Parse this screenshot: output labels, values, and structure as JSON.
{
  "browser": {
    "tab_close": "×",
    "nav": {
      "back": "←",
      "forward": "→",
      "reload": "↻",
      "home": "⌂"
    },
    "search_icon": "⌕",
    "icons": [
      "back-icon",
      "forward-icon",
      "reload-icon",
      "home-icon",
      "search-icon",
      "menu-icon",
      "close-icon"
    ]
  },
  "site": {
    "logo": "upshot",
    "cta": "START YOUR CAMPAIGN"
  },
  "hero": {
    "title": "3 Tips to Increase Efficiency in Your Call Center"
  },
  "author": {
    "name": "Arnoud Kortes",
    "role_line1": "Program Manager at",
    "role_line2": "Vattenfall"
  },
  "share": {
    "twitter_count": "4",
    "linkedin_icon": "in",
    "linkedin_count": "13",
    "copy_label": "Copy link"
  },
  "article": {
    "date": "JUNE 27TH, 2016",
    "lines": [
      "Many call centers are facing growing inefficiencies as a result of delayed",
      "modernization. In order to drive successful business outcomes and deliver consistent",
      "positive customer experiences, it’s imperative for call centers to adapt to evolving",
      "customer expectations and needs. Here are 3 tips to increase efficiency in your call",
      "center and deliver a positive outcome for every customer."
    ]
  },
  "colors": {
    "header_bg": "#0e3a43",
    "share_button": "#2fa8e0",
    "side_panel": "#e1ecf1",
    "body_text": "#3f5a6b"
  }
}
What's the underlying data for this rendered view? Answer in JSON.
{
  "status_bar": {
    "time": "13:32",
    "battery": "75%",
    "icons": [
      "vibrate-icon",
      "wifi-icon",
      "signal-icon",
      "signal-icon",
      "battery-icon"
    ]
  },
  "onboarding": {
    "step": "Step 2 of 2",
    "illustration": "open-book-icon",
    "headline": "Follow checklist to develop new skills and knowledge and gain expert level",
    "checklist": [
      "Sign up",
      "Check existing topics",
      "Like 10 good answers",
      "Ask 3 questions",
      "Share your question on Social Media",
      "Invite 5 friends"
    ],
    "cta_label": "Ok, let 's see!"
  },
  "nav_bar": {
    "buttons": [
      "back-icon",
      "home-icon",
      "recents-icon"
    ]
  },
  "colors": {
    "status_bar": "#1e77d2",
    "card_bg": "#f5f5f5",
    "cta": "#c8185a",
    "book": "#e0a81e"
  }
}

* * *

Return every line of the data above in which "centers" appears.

      "Many call centers are facing growing inefficiencies as a result of delayed",
      "positive customer experiences, it’s imperative for call centers to adapt to evolving",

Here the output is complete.